Fig 1. Age distribution for high-level and recreational athletes.
male patients (57.2%) and 266 female patients (42.8%). There were 135 patients (21.7%) who underwent bilateral surgeries, 284 right-sided surgeries (45.7%), and 203 left-sided surgeries (32.7%). The mean age at surgery was 27.1 years (range, 15.0 to 44.7 years) (Fig 1). There was a signiﬁcant difference in the gender distribution between the high-level and recreational athletes, with 61.5% male patients among the high-level athletes, as compared with 53.6% male patients among the recreational athletes (P ¼ .05) (Table 2). This difference remained signiﬁcant in a multivariable model controlling for age at surgery (OR, 1.81; 95% CI, 1.08 to 3.03) (Table 3). The high-level athletes were signiﬁcantly younger than the recreational athletes (mean age at surgery, 20.2 years v 33.0 years; P < .001) (Table 2). Age at surgery between the 2 groups remained signiﬁcantly different in the multivariable model including gender (OR, 0.69; 95% CI, 0.65 to 0.73; P < .0001) (Table 3). The maximum alpha angle on preoperative computed tomography scan was available for 360 hips and was reported by type of sporting activity (Table 4). The Table 2. Frequencies by Athlete Type High-Level Athletes

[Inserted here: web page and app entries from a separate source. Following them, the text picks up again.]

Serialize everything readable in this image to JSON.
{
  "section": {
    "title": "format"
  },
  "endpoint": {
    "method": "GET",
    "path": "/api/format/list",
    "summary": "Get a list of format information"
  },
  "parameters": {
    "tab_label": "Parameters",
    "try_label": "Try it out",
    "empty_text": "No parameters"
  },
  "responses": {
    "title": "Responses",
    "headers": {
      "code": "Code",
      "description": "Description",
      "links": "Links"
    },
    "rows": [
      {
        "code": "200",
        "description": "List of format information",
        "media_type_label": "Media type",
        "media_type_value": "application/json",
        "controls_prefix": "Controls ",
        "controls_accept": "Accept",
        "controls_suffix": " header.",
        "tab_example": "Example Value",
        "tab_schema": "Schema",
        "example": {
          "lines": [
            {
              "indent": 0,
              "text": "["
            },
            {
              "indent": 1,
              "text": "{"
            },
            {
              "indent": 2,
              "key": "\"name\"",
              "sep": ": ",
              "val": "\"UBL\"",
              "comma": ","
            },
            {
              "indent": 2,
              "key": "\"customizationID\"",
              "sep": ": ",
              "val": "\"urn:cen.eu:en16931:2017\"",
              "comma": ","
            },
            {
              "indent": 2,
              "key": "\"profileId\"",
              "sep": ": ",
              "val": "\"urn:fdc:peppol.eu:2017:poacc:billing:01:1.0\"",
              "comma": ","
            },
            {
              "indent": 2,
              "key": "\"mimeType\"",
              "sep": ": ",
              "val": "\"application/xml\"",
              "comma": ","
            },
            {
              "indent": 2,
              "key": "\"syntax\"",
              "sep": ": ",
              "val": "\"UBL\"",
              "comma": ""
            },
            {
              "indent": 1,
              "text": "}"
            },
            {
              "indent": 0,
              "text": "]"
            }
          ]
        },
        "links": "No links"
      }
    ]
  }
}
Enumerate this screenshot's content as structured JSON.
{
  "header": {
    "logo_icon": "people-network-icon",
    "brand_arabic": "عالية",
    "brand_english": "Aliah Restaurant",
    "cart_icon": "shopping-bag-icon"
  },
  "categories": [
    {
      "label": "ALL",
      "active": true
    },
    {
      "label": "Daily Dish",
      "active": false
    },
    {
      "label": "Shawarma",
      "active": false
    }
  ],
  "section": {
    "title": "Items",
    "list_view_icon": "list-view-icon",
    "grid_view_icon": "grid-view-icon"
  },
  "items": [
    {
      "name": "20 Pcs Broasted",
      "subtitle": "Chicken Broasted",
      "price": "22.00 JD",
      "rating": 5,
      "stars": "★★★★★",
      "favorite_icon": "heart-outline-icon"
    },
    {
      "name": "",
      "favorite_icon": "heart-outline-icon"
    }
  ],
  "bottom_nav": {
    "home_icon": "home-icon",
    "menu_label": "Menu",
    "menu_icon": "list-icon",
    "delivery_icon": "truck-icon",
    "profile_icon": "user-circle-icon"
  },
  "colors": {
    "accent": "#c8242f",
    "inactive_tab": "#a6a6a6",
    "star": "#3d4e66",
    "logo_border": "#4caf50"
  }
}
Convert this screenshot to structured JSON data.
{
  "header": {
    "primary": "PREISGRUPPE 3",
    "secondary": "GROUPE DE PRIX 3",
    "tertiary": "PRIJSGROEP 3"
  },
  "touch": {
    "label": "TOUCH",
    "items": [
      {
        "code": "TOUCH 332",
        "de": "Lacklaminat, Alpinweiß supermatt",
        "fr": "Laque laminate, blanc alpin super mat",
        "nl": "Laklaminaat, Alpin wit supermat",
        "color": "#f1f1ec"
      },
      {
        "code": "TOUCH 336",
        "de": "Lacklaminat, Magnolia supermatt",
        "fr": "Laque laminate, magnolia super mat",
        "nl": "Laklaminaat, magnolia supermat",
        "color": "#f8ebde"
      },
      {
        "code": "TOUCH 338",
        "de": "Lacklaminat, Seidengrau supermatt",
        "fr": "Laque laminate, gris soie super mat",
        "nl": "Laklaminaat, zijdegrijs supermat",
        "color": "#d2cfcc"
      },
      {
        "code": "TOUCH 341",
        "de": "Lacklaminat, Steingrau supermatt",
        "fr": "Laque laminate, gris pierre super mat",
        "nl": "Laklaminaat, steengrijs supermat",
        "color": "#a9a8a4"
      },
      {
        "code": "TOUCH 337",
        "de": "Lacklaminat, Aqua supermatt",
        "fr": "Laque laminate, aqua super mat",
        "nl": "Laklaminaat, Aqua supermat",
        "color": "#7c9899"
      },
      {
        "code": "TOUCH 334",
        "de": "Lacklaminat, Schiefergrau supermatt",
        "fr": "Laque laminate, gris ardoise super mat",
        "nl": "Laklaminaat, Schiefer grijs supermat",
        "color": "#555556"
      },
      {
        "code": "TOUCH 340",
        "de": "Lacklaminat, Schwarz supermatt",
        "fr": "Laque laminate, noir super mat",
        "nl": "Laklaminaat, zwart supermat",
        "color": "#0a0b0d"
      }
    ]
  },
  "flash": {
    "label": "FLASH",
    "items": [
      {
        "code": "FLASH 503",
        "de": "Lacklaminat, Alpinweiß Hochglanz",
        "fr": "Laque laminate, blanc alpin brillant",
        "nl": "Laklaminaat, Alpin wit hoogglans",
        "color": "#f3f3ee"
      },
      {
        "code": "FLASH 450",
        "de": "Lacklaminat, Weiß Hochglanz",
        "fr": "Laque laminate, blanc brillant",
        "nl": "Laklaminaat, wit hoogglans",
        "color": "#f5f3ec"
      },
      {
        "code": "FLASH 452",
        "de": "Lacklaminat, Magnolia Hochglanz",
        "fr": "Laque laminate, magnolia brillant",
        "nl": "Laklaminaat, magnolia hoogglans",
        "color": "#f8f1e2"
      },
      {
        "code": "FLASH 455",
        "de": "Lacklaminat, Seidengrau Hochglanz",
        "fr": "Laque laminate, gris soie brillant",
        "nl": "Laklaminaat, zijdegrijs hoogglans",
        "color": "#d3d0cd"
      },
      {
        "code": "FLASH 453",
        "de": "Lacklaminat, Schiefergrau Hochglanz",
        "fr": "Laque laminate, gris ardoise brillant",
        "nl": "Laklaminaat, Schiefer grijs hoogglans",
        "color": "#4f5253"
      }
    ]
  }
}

Male Female Injury side* [n (%)]
177 (61.5) 111 (38.5)
179 (53.6) 155 (46.4)
Right Left Injury type [n (%)]
116 (40.3) 90 (31.3)
168 (50.3) 113 (33.8)
Unilateral Bilateral Age at surgery (yr)
206 (71.5) 82 (28.4) 20.2 4.0
281 (84.1) 53 (15.9) 33.0 7.2
Gender [n (%)]
*For patients with unilateral surgery.
Statistical Data 3.91 (c2 test) (P ¼ .05) 0.59 (c2 test) (P ¼ .44) 14.46 (c2 test) (P < .001)
28.09 (t test) (P < .001)
DEMOGRAPHIC DATA OF HIP ARTHROSCOPY PATIENTS Table 3. Analysis of Age, Gender, and Bilateral Surgery for High-Level Athletes (Logistic Regression) Multivariable: Fully
Univariate* Gender (male) Age at surgery Bilateral surgery
OR 1.38 0.69 2.11
95% CI 1.00-1.90 0.65-0.73 1.43-3.12
P Value .05